Task prompt = The listing, minus its pictures, is to be given again exactly.

Material for this exercise =
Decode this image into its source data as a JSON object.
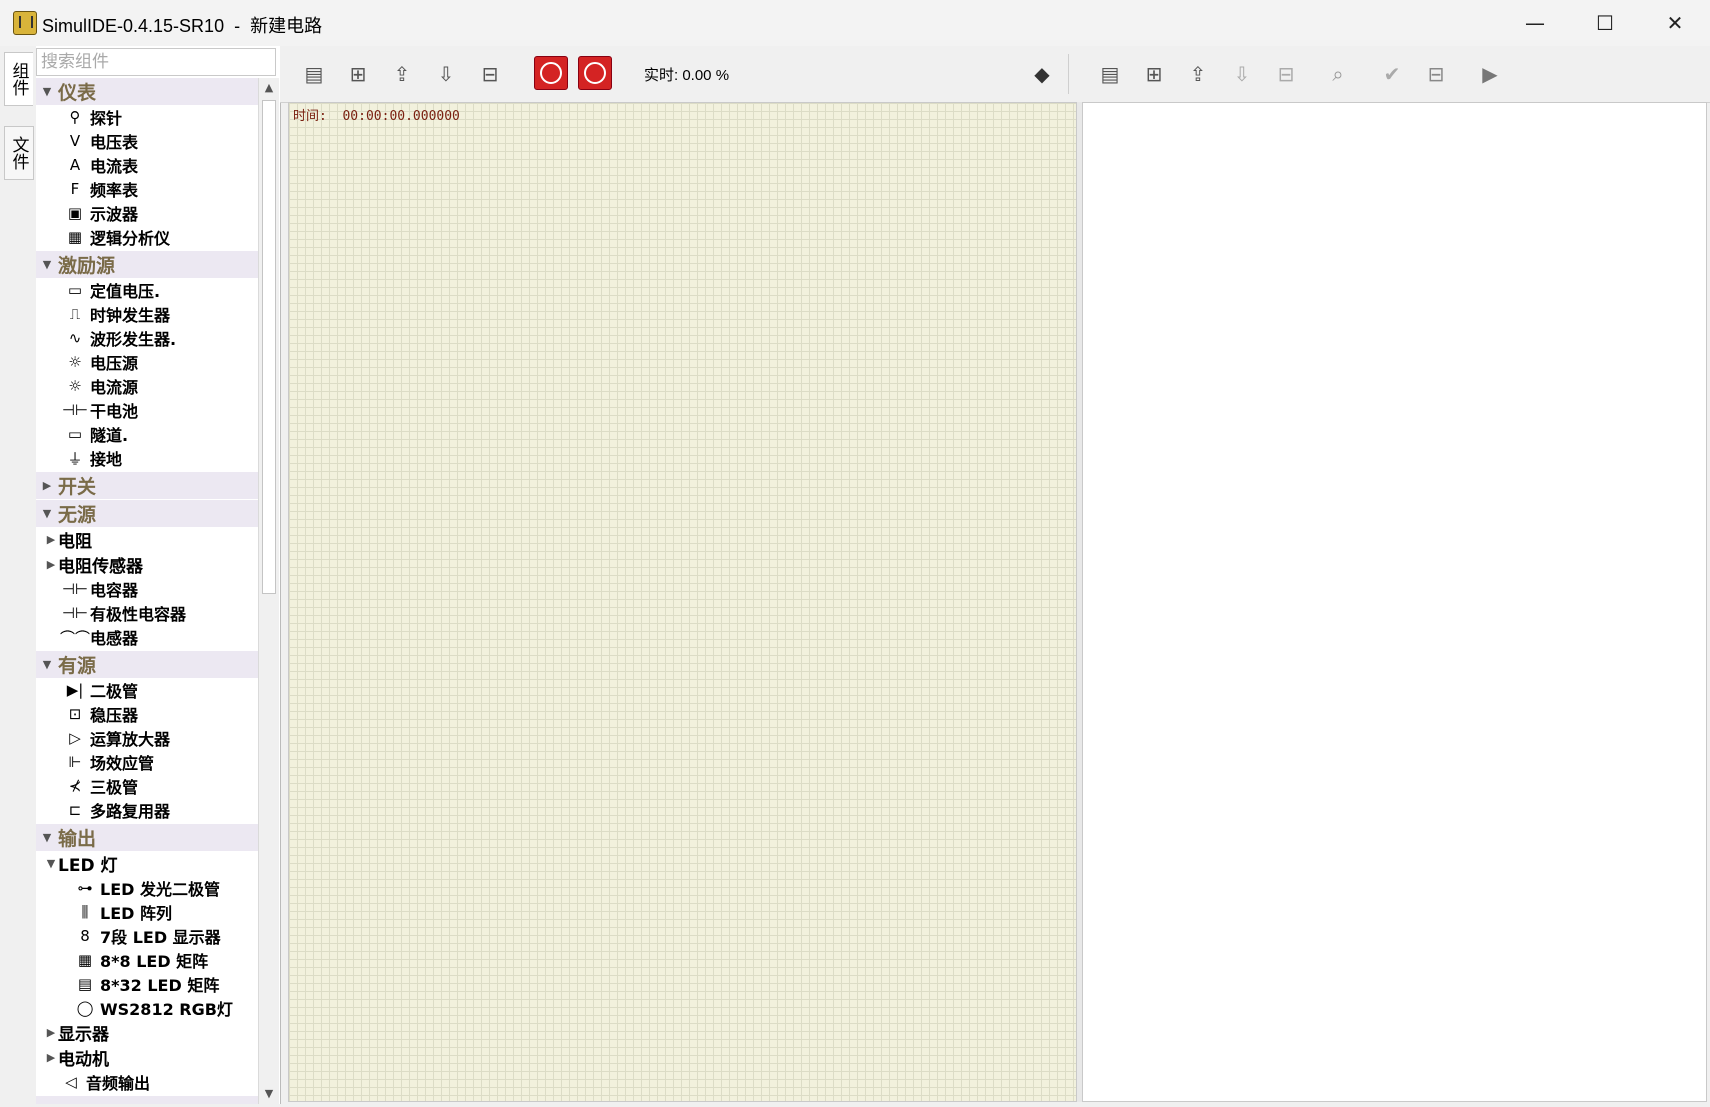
{
  "window": {
    "app_title": "SimulIDE-0.4.15-SR10",
    "title_sep": "  -  ",
    "doc_title": "新建电路",
    "minimize_glyph": "—",
    "maximize_glyph": "☐",
    "close_glyph": "✕"
  },
  "side_tabs": {
    "components": "组件",
    "files": "文件"
  },
  "search": {
    "placeholder": "搜索组件"
  },
  "tree": {
    "instruments": {
      "label": "仪表",
      "items": [
        "探针",
        "电压表",
        "电流表",
        "频率表",
        "示波器",
        "逻辑分析仪"
      ],
      "icons": [
        "⚲",
        "V",
        "A",
        "F",
        "▣",
        "▦"
      ]
    },
    "sources": {
      "label": "激励源",
      "items": [
        "定值电压.",
        "时钟发生器",
        "波形发生器.",
        "电压源",
        "电流源",
        "干电池",
        "隧道.",
        "接地"
      ],
      "icons": [
        "▭",
        "⎍",
        "∿",
        "☼",
        "☼",
        "⊣⊢",
        "▭",
        "⏚"
      ]
    },
    "switches": {
      "label": "开关"
    },
    "passive": {
      "label": "无源",
      "subs": [
        "电阻",
        "电阻传感器"
      ],
      "items": [
        "电容器",
        "有极性电容器",
        "电感器"
      ],
      "icons": [
        "⊣⊢",
        "⊣⊢",
        "⌒⌒"
      ]
    },
    "active": {
      "label": "有源",
      "items": [
        "二极管",
        "稳压器",
        "运算放大器",
        "场效应管",
        "三极管",
        "多路复用器"
      ],
      "icons": [
        "▶|",
        "⊡",
        "▷",
        "⊩",
        "⊀",
        "⊏"
      ]
    },
    "output": {
      "label": "输出",
      "led_group": "LED 灯",
      "led_items": [
        "LED 发光二极管",
        "LED 阵列",
        "7段 LED 显示器",
        "8*8 LED 矩阵",
        "8*32 LED 矩阵",
        "WS2812 RGB灯"
      ],
      "led_icons": [
        "⊶",
        "⫼",
        "8",
        "▦",
        "▤",
        "◯"
      ],
      "subs": [
        "显示器",
        "电动机"
      ],
      "audio": "音频输出",
      "audio_icon": "◁"
    }
  },
  "toolbar": {
    "realtime": "实时: 0.00 %"
  },
  "canvas": {
    "time_label": "时间:  00:00:00.000000"
  }
}
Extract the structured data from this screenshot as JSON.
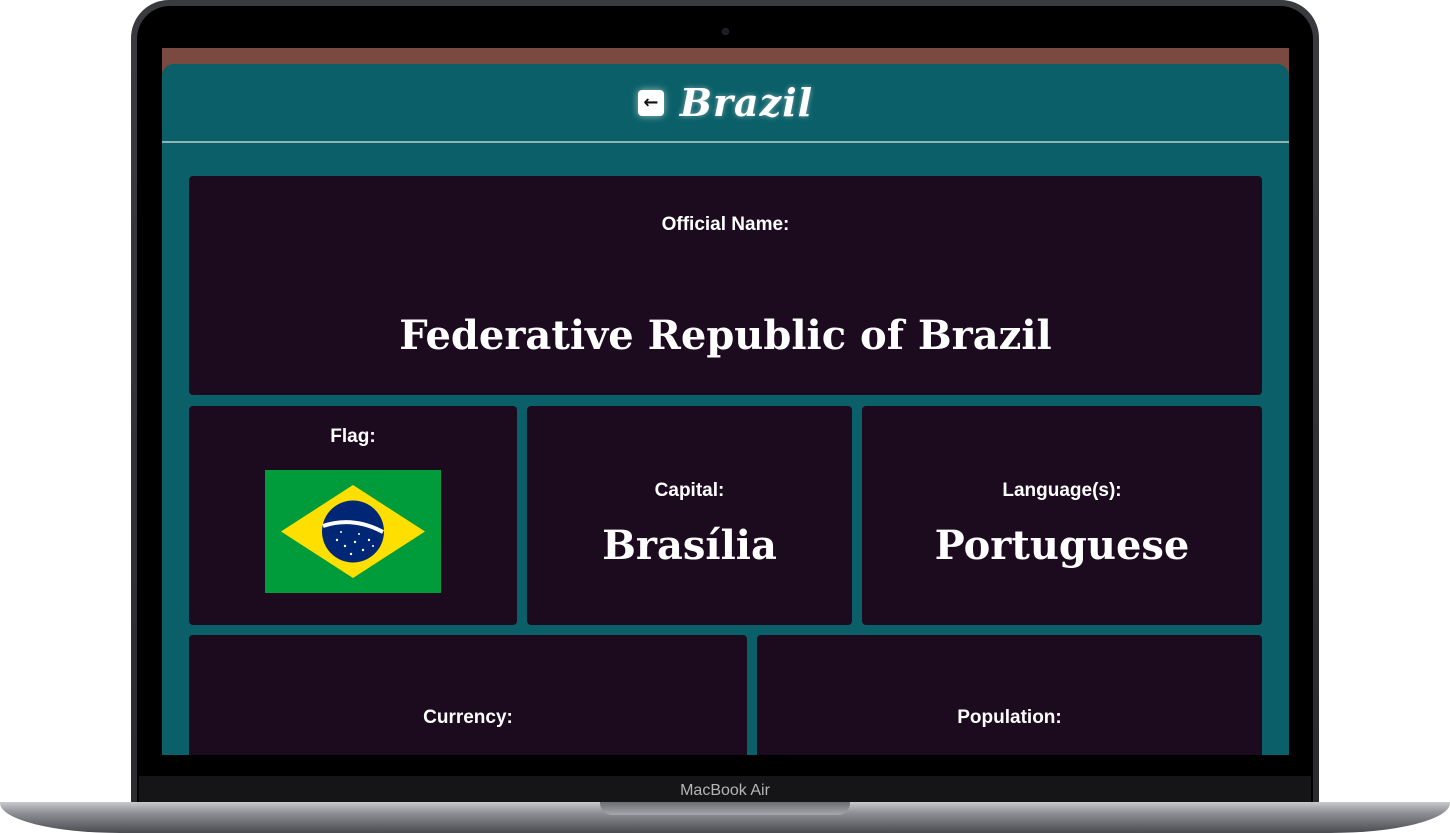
{
  "device": {
    "label": "MacBook Air"
  },
  "header": {
    "back_icon": "arrow-left-icon",
    "back_glyph": "←",
    "title": "Brazil"
  },
  "official_name": {
    "label": "Official Name:",
    "value": "Federative Republic of Brazil"
  },
  "flag": {
    "label": "Flag:",
    "icon": "brazil-flag-icon"
  },
  "capital": {
    "label": "Capital:",
    "value": "Brasília"
  },
  "languages": {
    "label": "Language(s):",
    "value": "Portuguese"
  },
  "currency": {
    "label": "Currency:"
  },
  "population": {
    "label": "Population:"
  },
  "colors": {
    "app_background": "#0a5f68",
    "card_background": "#1c0a1f",
    "text": "#ffffff"
  }
}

Solution for this task =
Decode this image into its source data as a JSON object.
{
  "window": {
    "app_title": "SimulIDE-0.4.15-SR10",
    "title_sep": "  -  ",
    "doc_title": "新建电路",
    "minimize_glyph": "—",
    "maximize_glyph": "☐",
    "close_glyph": "✕"
  },
  "side_tabs": {
    "components": "组件",
    "files": "文件"
  },
  "search": {
    "placeholder": "搜索组件"
  },
  "tree": {
    "instruments": {
      "label": "仪表",
      "items": [
        "探针",
        "电压表",
        "电流表",
        "频率表",
        "示波器",
        "逻辑分析仪"
      ],
      "icons": [
        "⚲",
        "V",
        "A",
        "F",
        "▣",
        "▦"
      ]
    },
    "sources": {
      "label": "激励源",
      "items": [
        "定值电压.",
        "时钟发生器",
        "波形发生器.",
        "电压源",
        "电流源",
        "干电池",
        "隧道.",
        "接地"
      ],
      "icons": [
        "▭",
        "⎍",
        "∿",
        "☼",
        "☼",
        "⊣⊢",
        "▭",
        "⏚"
      ]
    },
    "switches": {
      "label": "开关"
    },
    "passive": {
      "label": "无源",
      "subs": [
        "电阻",
        "电阻传感器"
      ],
      "items": [
        "电容器",
        "有极性电容器",
        "电感器"
      ],
      "icons": [
        "⊣⊢",
        "⊣⊢",
        "⌒⌒"
      ]
    },
    "active": {
      "label": "有源",
      "items": [
        "二极管",
        "稳压器",
        "运算放大器",
        "场效应管",
        "三极管",
        "多路复用器"
      ],
      "icons": [
        "▶|",
        "⊡",
        "▷",
        "⊩",
        "⊀",
        "⊏"
      ]
    },
    "output": {
      "label": "输出",
      "led_group": "LED 灯",
      "led_items": [
        "LED 发光二极管",
        "LED 阵列",
        "7段 LED 显示器",
        "8*8 LED 矩阵",
        "8*32 LED 矩阵",
        "WS2812 RGB灯"
      ],
      "led_icons": [
        "⊶",
        "⫼",
        "8",
        "▦",
        "▤",
        "◯"
      ],
      "subs": [
        "显示器",
        "电动机"
      ],
      "audio": "音频输出",
      "audio_icon": "◁"
    }
  },
  "toolbar": {
    "realtime": "实时: 0.00 %"
  },
  "canvas": {
    "time_label": "时间:  00:00:00.000000"
  }
}
Extract the structured data from this screenshot as JSON.
{
  "device": {
    "label": "MacBook Air"
  },
  "header": {
    "back_icon": "arrow-left-icon",
    "back_glyph": "←",
    "title": "Brazil"
  },
  "official_name": {
    "label": "Official Name:",
    "value": "Federative Republic of Brazil"
  },
  "flag": {
    "label": "Flag:",
    "icon": "brazil-flag-icon"
  },
  "capital": {
    "label": "Capital:",
    "value": "Brasília"
  },
  "languages": {
    "label": "Language(s):",
    "value": "Portuguese"
  },
  "currency": {
    "label": "Currency:"
  },
  "population": {
    "label": "Population:"
  },
  "colors": {
    "app_background": "#0a5f68",
    "card_background": "#1c0a1f",
    "text": "#ffffff"
  }
}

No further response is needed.